GE Healthcare is a part of one of 6 of GE's sub-businesses that focuses, unsurprisingly, on medical equipment. Its Edison Engineering Development Program, in which Amanda is enrolled, gives recent college grads the unique opportunity to rotate between 4 different 6-month assignments, each of which includes work on some type of medical equipment. In the past two years Amanda has worked on CT detectors and PET scanners, and has traveled to India to work on rural ultrasounds.
But there's more to her role than just equipment development. The rotational program implements aspects of engineering beyond hardware, including usability and lab testing, industrial design, and communication with customers and suppliers. This provides a broader experience that takes into account the networking and business skills that are needed for future success. In addition, GE itself is an example of an established yet progressive company; Amanda has learned how companies work, which will serve her well if she manages a technical team someday.
The rural ultrasound in use in Bangladesh.
Olin too focuses on the business aspect of engineering, with many of our students choosing to start their own businesses or joining early-stage start-ups. In addition, Olin breeds the design and customer mindset, something that Amanda says "sets Oliners apart." And that user-focused orientation, she has found, is not as commonly practiced or understood in engineering work environments as one would think. Amanda emphasizes that, when there is more to a project than crunching numbers or writing code, Olin students thrive. "You have to have great technical skills to get the job, but once you are there, people who have decent technical skills are a dime a dozen. Oliners' skills set them apart and open broader opportunities." She is careful, however not to minimize the strong technical skills, stating that they are critical to getting your foot in the door and in order to be respected in any engineering profession.
Amanda is thoroughly enjoying her time in the GE rotational program, doing interesting and meaningful work every day.

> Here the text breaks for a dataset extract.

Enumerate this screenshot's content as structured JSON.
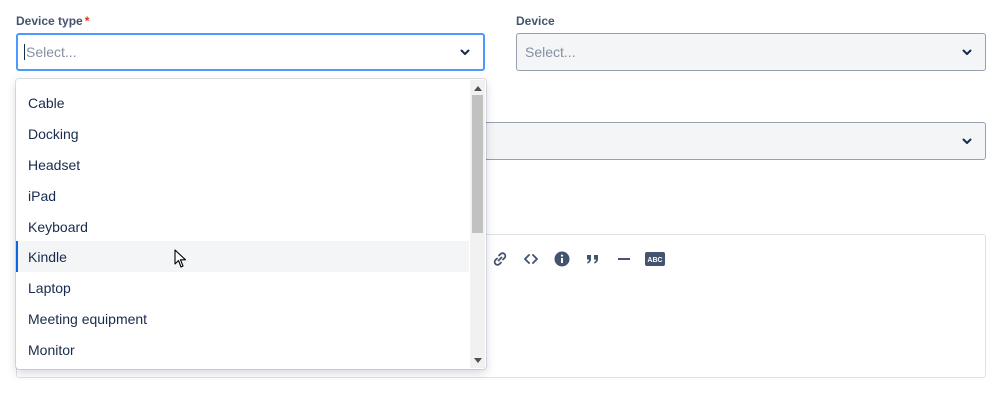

She recommends this type of program to anyone who would be interested in staying with a company long-term. Always planning ahead, Amanda's next steps include taking a break from the corporate world and going back to school for a few years in order to continue to build her technical and business skills. She will be matriculating to UC Berkeley in the fall for an MSEE, and will then continue on to Harvard Business School a few years after that.
As her last bit of advice for students looking ahead in their careers, Amanda says, "...take big risks and challenge yourself. Don't be afraid - you don't know what you're capable of!"